Reporters Without Borders has also condemned the crackdown on Al Jazeera. “Closing Al-Jazeera’s bureau is a political decision that amounts to censoring this TV broadcaster. In Saudi Arabia, this violation of the freedom to inform compounds the country’s already very bad record on free speech and media freedom, We urge the Saudi authorities to rescind this decision and to let Al Jazeera resume operating,” has said Reporters Without Borders Middle East Director Alexandra El Khazen.
Al Jazeera itself has denounced restrictions saying, “We call upon the government to respect the freedom of the press and allow journalists to continue to do their job free of intimidation and threats.”
Not only Al Jazeera satellite TV has been targeted but these three GCC member states have also banned selling beIN Sports receivers and cards in their countries, a step which is being widely and rightly condemned across the globe. Extending politics to sports stadiums is sorrowfully sordid!
Showing great respect for freedom of press and adhering to healthy diplomatic norms, Qatar on the other hand, did not adopt retaliatory moves and has not slapped any kind of restriction on any newspaper or electronic media outlet having links with these three Gulf countries.

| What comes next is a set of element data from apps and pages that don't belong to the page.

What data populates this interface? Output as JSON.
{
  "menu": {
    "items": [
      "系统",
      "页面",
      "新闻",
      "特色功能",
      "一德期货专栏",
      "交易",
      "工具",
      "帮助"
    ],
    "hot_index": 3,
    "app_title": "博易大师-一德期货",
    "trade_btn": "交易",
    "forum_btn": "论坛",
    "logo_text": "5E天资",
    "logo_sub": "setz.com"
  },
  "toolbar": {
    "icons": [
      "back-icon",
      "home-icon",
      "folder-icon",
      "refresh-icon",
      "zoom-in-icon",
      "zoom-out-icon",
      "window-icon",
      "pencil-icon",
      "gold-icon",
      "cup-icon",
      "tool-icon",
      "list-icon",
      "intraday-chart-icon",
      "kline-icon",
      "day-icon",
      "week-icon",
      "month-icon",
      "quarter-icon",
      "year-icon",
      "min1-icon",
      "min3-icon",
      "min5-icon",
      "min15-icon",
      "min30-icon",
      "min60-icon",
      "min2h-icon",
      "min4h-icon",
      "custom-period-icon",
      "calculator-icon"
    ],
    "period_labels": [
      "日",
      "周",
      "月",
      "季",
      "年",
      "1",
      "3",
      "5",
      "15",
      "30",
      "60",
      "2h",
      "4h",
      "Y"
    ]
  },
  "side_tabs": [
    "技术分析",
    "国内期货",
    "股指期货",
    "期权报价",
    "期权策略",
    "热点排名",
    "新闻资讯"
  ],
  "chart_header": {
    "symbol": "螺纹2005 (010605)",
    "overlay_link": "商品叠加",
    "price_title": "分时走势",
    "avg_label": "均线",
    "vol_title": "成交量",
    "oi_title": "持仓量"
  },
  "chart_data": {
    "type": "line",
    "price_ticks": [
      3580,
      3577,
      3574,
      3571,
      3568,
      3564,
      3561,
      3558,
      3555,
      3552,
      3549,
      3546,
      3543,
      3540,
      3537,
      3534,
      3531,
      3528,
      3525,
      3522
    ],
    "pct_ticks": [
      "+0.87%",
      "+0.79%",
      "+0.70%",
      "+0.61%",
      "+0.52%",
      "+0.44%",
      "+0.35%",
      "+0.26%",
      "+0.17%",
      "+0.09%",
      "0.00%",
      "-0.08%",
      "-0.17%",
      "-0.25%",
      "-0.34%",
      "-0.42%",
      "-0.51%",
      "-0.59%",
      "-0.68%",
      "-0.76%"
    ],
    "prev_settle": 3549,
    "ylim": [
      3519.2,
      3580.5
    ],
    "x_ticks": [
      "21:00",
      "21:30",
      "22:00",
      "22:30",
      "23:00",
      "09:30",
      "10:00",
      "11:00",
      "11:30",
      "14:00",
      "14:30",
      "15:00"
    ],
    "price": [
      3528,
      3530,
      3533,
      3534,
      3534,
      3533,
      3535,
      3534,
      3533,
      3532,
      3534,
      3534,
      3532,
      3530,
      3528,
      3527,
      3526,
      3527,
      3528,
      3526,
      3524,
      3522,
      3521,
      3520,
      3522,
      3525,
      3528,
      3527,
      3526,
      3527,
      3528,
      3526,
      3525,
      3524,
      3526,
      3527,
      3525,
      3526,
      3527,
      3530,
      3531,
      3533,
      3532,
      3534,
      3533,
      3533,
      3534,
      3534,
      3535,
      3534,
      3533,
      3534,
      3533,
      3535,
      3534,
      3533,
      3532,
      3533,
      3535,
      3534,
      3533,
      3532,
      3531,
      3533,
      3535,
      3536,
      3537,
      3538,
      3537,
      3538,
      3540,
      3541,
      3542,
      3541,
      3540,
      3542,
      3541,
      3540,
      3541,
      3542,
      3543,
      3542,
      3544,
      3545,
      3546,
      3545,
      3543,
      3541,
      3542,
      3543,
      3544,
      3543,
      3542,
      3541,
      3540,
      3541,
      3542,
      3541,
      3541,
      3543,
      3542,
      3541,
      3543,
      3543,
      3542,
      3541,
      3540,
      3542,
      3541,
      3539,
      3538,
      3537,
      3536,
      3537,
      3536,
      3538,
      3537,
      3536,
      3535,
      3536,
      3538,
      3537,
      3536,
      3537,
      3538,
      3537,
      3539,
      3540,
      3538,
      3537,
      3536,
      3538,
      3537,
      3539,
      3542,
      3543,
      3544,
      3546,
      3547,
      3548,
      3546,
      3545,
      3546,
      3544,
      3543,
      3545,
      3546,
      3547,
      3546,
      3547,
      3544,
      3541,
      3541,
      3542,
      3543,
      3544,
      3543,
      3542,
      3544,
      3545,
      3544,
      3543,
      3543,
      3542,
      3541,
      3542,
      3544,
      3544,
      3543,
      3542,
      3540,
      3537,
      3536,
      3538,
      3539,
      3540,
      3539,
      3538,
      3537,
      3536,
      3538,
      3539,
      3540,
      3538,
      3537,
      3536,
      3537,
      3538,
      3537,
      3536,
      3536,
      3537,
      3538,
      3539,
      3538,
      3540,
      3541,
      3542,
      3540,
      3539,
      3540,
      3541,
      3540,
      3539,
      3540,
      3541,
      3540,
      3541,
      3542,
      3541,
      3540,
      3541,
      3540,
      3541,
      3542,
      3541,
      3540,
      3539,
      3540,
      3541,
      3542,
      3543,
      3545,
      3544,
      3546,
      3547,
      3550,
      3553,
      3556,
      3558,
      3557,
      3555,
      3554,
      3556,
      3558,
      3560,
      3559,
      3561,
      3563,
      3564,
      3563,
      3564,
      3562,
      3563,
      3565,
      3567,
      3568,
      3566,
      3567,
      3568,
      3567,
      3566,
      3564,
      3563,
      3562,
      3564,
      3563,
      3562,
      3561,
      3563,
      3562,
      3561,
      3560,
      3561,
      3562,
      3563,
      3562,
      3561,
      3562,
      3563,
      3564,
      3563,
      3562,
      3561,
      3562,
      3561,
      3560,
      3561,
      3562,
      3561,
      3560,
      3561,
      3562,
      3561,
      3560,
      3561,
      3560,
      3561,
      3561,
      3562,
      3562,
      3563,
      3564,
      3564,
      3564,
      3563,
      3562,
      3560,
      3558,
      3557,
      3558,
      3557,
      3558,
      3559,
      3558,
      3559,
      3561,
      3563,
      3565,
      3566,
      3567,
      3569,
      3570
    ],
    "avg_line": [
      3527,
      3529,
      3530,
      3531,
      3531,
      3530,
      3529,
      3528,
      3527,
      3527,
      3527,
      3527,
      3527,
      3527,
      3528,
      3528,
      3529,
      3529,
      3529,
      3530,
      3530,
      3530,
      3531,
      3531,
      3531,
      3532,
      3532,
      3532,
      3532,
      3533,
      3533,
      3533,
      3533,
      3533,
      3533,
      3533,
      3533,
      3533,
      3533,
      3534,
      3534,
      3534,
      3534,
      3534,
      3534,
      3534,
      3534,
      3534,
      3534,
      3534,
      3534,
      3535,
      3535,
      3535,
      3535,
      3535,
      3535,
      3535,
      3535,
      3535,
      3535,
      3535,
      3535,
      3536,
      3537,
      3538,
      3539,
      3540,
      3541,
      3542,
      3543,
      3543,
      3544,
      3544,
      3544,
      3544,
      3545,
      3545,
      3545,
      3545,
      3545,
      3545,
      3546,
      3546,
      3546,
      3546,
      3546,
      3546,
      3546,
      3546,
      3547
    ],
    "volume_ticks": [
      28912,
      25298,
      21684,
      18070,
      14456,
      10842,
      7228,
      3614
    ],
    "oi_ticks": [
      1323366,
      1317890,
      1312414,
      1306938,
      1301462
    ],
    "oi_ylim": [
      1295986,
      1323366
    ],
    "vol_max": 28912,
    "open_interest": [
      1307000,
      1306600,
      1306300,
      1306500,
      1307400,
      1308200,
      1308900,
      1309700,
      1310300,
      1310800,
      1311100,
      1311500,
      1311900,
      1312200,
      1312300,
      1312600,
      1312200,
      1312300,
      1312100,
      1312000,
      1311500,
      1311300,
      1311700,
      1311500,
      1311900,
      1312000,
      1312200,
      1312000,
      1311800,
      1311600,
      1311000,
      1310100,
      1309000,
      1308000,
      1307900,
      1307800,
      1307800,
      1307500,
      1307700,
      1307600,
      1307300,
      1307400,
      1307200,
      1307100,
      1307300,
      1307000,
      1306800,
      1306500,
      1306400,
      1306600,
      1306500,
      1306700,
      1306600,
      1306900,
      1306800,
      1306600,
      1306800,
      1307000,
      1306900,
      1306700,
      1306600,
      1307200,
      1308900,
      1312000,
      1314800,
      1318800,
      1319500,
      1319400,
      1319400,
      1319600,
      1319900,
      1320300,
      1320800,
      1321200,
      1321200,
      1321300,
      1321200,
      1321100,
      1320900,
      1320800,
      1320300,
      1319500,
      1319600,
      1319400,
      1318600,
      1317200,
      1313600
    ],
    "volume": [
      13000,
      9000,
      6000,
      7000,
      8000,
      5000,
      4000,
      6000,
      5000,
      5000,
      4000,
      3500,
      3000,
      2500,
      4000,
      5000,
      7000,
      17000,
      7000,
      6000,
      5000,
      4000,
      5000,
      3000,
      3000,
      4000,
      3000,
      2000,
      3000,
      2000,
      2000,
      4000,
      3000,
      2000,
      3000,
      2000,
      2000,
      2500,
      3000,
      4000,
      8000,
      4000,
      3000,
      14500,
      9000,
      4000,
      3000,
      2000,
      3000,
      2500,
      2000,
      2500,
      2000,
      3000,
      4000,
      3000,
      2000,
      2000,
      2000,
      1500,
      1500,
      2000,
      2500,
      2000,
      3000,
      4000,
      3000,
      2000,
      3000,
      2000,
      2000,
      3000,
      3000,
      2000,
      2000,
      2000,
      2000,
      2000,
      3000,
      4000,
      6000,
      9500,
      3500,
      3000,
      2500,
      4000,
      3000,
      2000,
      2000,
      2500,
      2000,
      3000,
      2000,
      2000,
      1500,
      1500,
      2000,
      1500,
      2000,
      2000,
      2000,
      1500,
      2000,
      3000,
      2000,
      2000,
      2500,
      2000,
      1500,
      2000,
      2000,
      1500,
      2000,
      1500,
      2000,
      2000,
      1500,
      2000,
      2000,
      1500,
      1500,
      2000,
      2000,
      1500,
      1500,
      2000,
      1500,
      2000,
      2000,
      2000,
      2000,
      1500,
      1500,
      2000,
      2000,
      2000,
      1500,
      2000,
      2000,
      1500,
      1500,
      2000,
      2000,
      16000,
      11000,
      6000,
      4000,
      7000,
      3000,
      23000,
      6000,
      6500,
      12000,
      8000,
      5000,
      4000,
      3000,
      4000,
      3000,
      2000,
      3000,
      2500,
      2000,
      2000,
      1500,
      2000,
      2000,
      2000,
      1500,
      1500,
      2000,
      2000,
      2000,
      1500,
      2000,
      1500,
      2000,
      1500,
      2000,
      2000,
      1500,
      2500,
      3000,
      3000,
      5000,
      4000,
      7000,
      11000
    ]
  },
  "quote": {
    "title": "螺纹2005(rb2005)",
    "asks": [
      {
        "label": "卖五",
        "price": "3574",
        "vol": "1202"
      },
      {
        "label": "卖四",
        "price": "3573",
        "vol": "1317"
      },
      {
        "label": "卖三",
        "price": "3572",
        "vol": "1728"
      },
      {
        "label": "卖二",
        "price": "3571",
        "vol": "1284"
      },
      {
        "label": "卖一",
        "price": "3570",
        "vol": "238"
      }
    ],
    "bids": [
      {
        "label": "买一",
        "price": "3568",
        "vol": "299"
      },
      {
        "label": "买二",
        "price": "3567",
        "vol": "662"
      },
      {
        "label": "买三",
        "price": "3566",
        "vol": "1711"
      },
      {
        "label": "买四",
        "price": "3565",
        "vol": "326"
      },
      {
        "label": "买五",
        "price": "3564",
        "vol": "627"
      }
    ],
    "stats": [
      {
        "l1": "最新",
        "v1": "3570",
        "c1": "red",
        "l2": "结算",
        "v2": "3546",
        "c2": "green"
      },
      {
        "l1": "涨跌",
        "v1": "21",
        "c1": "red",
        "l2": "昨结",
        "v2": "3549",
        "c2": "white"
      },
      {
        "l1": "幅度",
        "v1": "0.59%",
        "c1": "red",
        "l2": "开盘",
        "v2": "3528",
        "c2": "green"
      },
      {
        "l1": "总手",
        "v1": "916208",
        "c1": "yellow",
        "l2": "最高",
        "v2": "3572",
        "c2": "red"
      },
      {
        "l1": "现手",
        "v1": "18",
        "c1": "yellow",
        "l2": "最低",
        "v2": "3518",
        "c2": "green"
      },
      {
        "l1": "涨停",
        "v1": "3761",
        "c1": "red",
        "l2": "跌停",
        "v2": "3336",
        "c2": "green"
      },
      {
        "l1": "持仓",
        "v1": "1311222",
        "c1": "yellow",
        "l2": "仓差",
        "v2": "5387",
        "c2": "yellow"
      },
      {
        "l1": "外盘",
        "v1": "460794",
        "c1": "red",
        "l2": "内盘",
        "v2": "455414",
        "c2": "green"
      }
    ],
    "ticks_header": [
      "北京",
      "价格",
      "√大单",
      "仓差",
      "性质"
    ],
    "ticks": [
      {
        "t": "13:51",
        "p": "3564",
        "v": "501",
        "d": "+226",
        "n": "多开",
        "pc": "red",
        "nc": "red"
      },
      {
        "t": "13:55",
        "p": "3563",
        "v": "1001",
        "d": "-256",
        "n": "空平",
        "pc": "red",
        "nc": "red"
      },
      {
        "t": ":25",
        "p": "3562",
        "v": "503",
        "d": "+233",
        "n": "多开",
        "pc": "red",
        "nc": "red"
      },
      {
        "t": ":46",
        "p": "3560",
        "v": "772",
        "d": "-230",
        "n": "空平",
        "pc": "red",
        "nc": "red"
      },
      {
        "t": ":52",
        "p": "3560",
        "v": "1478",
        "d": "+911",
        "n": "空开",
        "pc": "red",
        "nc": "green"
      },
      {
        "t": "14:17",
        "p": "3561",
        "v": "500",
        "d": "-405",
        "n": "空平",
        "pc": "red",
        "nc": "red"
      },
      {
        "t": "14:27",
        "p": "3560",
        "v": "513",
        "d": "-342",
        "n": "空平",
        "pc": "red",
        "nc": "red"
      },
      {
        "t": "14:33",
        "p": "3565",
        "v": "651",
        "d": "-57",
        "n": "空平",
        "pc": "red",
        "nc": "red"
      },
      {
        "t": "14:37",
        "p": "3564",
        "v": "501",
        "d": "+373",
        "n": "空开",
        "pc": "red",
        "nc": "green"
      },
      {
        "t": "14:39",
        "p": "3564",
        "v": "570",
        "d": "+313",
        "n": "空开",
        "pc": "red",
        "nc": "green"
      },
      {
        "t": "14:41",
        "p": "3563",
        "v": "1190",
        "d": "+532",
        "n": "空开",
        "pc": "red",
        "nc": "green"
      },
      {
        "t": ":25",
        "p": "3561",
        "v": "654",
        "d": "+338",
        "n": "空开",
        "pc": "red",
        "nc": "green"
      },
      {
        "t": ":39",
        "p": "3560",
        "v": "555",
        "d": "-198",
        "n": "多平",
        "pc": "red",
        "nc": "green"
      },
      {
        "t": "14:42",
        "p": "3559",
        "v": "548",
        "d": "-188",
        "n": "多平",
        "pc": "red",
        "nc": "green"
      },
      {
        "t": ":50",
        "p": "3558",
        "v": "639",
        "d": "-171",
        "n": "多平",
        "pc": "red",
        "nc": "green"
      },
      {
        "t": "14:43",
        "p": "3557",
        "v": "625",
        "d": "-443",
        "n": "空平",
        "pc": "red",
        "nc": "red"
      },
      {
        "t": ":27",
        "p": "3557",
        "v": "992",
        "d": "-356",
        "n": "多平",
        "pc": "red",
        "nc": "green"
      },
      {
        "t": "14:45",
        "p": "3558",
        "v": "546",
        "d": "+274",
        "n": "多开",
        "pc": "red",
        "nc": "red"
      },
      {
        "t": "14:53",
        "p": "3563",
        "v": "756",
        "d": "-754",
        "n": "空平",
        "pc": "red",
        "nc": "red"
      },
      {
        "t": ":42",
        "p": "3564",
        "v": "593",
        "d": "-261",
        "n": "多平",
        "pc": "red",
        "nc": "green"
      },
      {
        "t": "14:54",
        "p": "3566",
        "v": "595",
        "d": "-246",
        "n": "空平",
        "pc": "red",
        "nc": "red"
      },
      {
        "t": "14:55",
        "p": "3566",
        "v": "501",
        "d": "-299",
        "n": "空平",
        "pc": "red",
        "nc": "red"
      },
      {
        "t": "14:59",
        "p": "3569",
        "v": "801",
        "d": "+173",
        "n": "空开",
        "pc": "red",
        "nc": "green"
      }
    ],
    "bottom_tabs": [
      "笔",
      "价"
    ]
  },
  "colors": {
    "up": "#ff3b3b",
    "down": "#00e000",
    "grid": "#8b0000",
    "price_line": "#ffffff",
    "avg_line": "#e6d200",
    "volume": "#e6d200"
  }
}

Rather, Qatar government has asked its people “to show a sense of responsibility by refraining from directing any kind of abuses to other countries, their leaders or their peoples”.
“The right of Qatari citizens and residents to express their opinions is always guaranteed, however keeping in mind the Islamic and cultural values that has been bestowed on us,” Qatar’s Government Communication Office said.
Despite precipitous propaganda campaigns being run by neighbouring countries’ media outlets aimed at demonizing Qatar to create a “moral panic” among people using false accusations of “supporting terrorism”, Qatar is allowing these media houses to operate in Qatar and has not shut down any facility of any media outlet or blocked any newspaper website.
At the same time, Qatar has made it clear in categorical terms that in diplomatic dialogue with opposing countries, Al Jazeera will be off the table. “Doha rejects discussing any matter related to Al Jazeera channel as it considers it an internal affair,” Qatar News Agency quoted the foreign minister as saying. “Decisions concerning the Qatari internal affairs are Qatari sovereignty - and no one has to interfere with them.”
Terming Al Jazeera “voice of the voiceless”, Ruben Banerjee, former online editor at Al Jazeera, writes in Hindustan Times: “The journalism that the channel practices is mostly exemplary.
Al Jazeera’s very deep pockets allow it to hire the best and brightest and the newsroom drawn from all continents and across nationalities is a mini-United Nations. More boots on the ground in places such as the Arab world and Africa gives it a cutting edge over other international rivals.”
The International Federation of Journalists (IFJ) has also called on three Gulf states and their allies that have severed diplomatic ties with Qatar to stop treating journalists as “political footballs”.
Anthony Bellanger, the secretary-general for the Brussels-based organisation, has said in a statement: “We utterly condemn moves to force the closure of Al Jazeera, throw its journalists out of jobs and undermine the freedom to inform, and the right to free speech and free media.”
“Journalists doing their jobs and their families - husbands, wives and children - must not be used as political footballs in this dispute,” Bellanger said.
Three Gulf countries and their allies which think that by shutting down media outlets and enforcing the strictest laws they will change the course of time in their favour are gravely mistaken. They should bear in mind that every individual in today’s world is equipped with a ‘seventh mass media channel’ (mobile phone) which empowers them beating clampdowns and censorships sitting in their cozy couches.
(The writer is a Doha-based journalist)